Iran: Draconian legislative actions in the wake of the 2022 uprising

Iran: Draconian legislative actions in the wake of the 2022 uprising - Civic Space

A woman from the Iranian diaspora writes ‘#no to death penalty’ on her neck at a protest in support of Iranian women after the death of Jhina Amini in Istanbul, Turkey, on 19 November 2022. Photo: Reuters/Umit Bektas


Submission for the Report of the UN Secretary-General, ARTICLE 19, March 2023

Following the death in custody of Mahsa Jhina Amini at the hands of Iran’s ‘morality police’ in September 2022, the country was engulfed by protests demanding fundamental political change, justice, and freedom. The authorities responded with a brutal crackdown, killing hundreds, and injuring, arbitrarily detaining and torturing thousands of others.

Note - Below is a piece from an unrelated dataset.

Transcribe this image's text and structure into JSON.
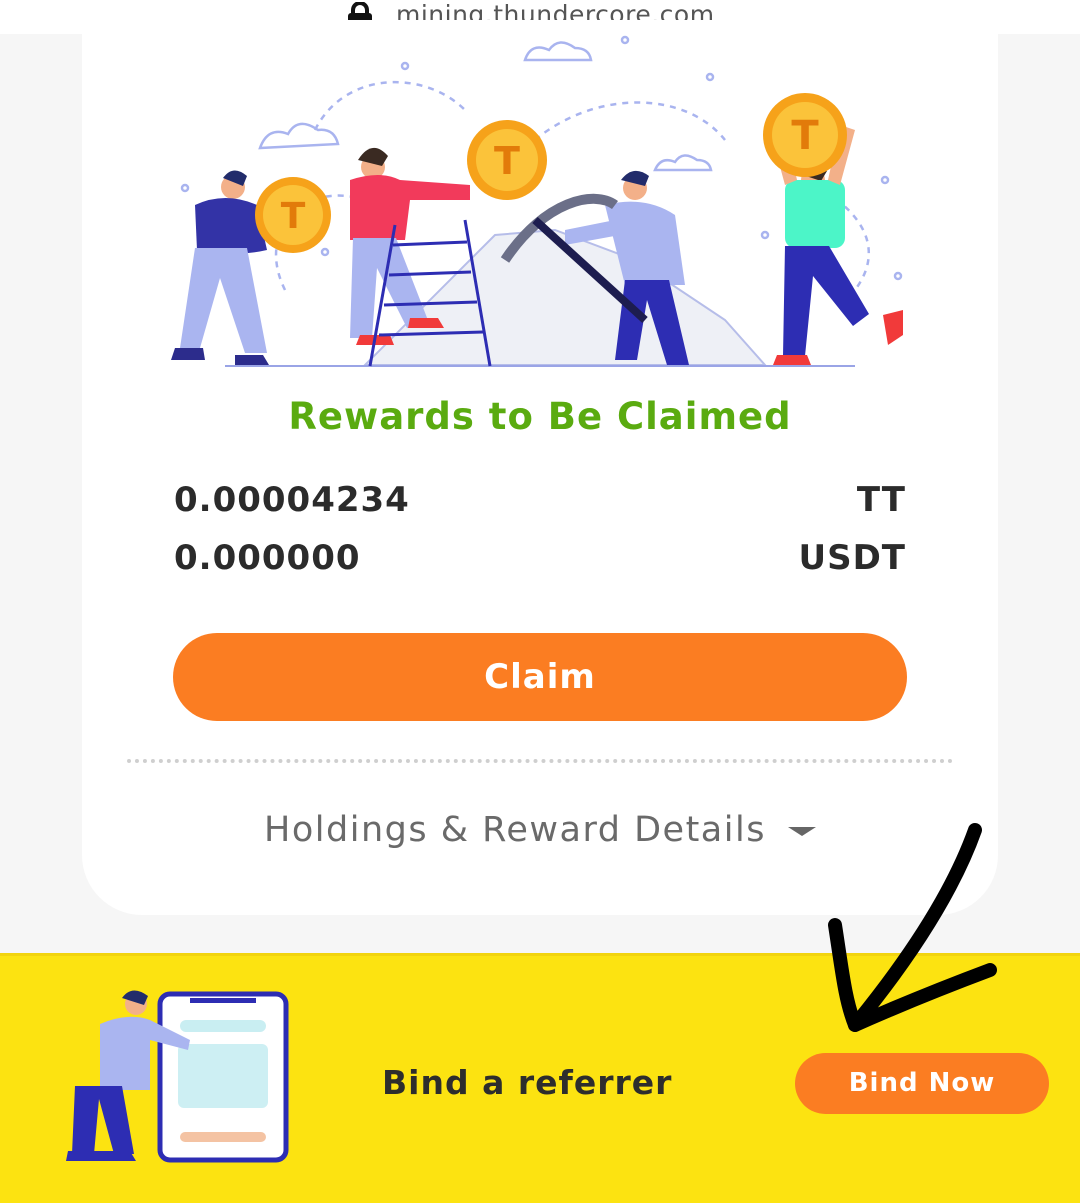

Rather than holding the members of the security forces and officials responsible to account, the authorities have adopted a range of legislative measures that would further violate the rights to freedom of expression and assembly of people in Iran, and would shield human rights violators from accountability.

In this March 2023 submission to the UN, ARTICLE 19 notes with grave concern several such legislative proposals, including those which provide prosecutorial and judicial authorities tools to subject dissenters to even harsher punishments.

Specifically, this includes a draft bill to amend the Islamic Penal Code that, if enacted, would prescribe harsh punishments including fines, imprisonment, and even the death penalty for ‘statements contrary to facts regarding issues on which an official statement must be made but no such statement has yet been made’. The bill also seeks to place women and girls who refuse to comply with forced veiling laws under social and economic siege by depriving them of civil, political, social, cultural, and economic rights.

The submission also examines multiple statements made by Islamic Republic officials and policies adopted since the start of the uprising in relation to forced veiling. The statements promise harsher crackdowns on those opposing forced veiling, and include proposals to use facial recognition technology to enforce such laws, and measures to deprive those who defy them of basic rights and services such as banking, and even punish those who provide services to women and girls who defy discriminatory forced veiling laws.

A further cause for concern is the User Protection Bill, which aims to formalise the nationalisation of the internet, including by placing internet governance in the hands of security forces and disabling the use of virtual private networks (VPNs).


Read the report